Even the New York Times Arts page is finding it difficult to defend the snotty Dixie Chicks. The classy Reba McEntire is publicly teasing them. The Chicks have responded to the backlash by casting all of their critics as rednecks:
The Nashville establishment is not politically monolithic. The most depressing thing about this whole episode is the way the Dixie Chicks have conflated politics and culture, Bush supporters and “rednecks.” The unintended implication is that only sophisticated city folk oppose the war in Iraq, and only “rednecks” support the president….
The Dixie Chicks are still a joy to hear, and they’ll have plenty of fans no matter what. The Nashville game is hard work; it brings out the best in some singers and frustrates others. If the Dixie Chicks don’t want to play that game, that’s certainly their prerogative. But they might at least acknowledge that they’ve been playing it for years, and reaping its rewards. And they shouldn’t be too surprised if some fans jeer - angry, but also disappointed - as they walk off the court.
The Times understands America better than the Dixie Chicks. Now that’s a statement.
A man of faith in a godless age is hitting Americans where it hurts.
Mr. and Mrs. American Spectator Reader, let P.J. O’Rourke talk sense to your kids.
In Britain, defending your property can get you life.

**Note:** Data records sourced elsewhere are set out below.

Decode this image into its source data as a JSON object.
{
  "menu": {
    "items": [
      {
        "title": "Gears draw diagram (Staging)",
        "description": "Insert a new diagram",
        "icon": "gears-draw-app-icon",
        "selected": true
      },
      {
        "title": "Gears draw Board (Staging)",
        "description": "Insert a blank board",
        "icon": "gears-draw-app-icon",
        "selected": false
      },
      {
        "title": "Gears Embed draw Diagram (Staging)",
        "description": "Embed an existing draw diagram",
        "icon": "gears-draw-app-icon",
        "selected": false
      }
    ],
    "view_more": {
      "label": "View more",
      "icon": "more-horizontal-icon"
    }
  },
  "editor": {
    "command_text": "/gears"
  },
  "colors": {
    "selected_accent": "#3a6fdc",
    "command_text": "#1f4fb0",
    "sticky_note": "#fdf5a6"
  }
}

The debacle of this president’s administration is both a cause and a symptom of the decline of American values. Unless Congress impeaches him, that decline will go on unchecked. An eminent jurist surveys the damage and assesses the chances for the recovery of our culture.
It won’t take long for conservatives to scratch this presidential wannabe off their 2008 scorecard.

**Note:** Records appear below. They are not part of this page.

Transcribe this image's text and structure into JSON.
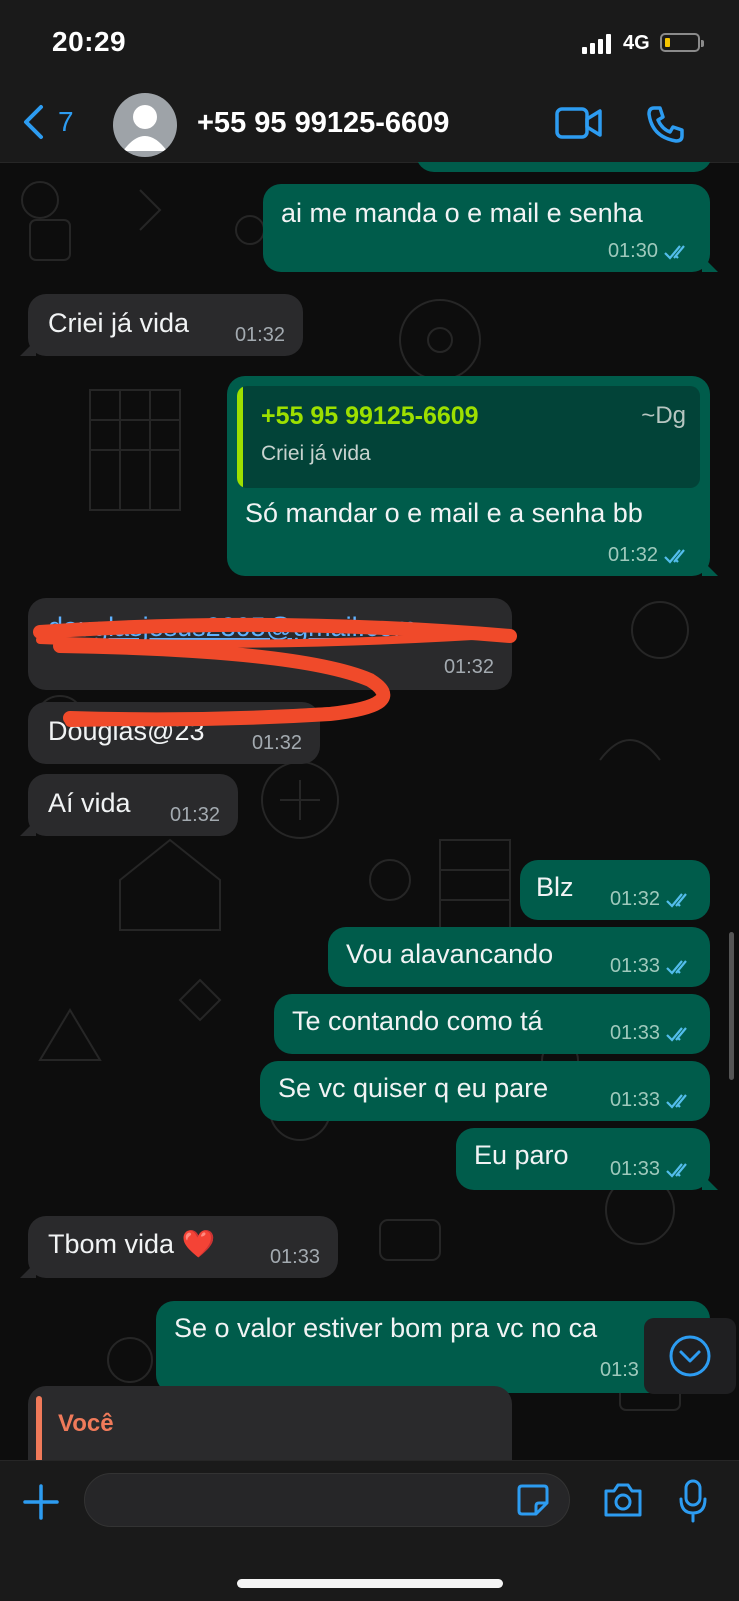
{
  "status_bar": {
    "time": "20:29",
    "network": "4G"
  },
  "header": {
    "back_count": "7",
    "contact_name": "+55 95 99125-6609"
  },
  "messages": [
    {
      "dir": "out",
      "text": "ai me manda o e mail e senha",
      "time": "01:30"
    },
    {
      "dir": "in",
      "text": "Criei já vida",
      "time": "01:32"
    },
    {
      "dir": "out",
      "quote": {
        "name": "+55 95 99125-6609",
        "author": "~Dg",
        "text": "Criei já vida"
      },
      "text": "Só mandar o e mail e a senha bb",
      "time": "01:32"
    },
    {
      "dir": "in",
      "text": "douglasjesus2305@gmail.com",
      "time": "01:32",
      "redacted": true
    },
    {
      "dir": "in",
      "text": "Douglas@23",
      "time": "01:32",
      "redacted": true
    },
    {
      "dir": "in",
      "text": "Aí vida",
      "time": "01:32"
    },
    {
      "dir": "out",
      "text": "Blz",
      "time": "01:32"
    },
    {
      "dir": "out",
      "text": "Vou alavancando",
      "time": "01:33"
    },
    {
      "dir": "out",
      "text": "Te contando como tá",
      "time": "01:33"
    },
    {
      "dir": "out",
      "text": "Se vc quiser q eu pare",
      "time": "01:33"
    },
    {
      "dir": "out",
      "text": "Eu paro",
      "time": "01:33"
    },
    {
      "dir": "in",
      "text": "Tbom vida ❤️",
      "time": "01:33"
    },
    {
      "dir": "out",
      "text": "Se o valor estiver bom pra vc no ca",
      "time": "01:3"
    },
    {
      "dir": "in",
      "quote_name": "Você"
    }
  ],
  "colors": {
    "outgoing": "#005c4b",
    "incoming": "#2a2a2c",
    "accent": "#2d9cf1",
    "quote_bar": "#9de000",
    "redaction": "#f04a2a"
  },
  "icons": [
    "chevron-left-icon",
    "avatar-icon",
    "video-call-icon",
    "phone-icon",
    "plus-icon",
    "sticker-icon",
    "camera-icon",
    "microphone-icon",
    "chevron-down-icon",
    "double-check-icon"
  ]
}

The American Christmas, like the songs that celebrate it, makes room for everybody under the rainbow. Is that why so many people seem to be hostile to it?
Was the President done in by the economy, or by the politics of the economy?
H/T to National Review Online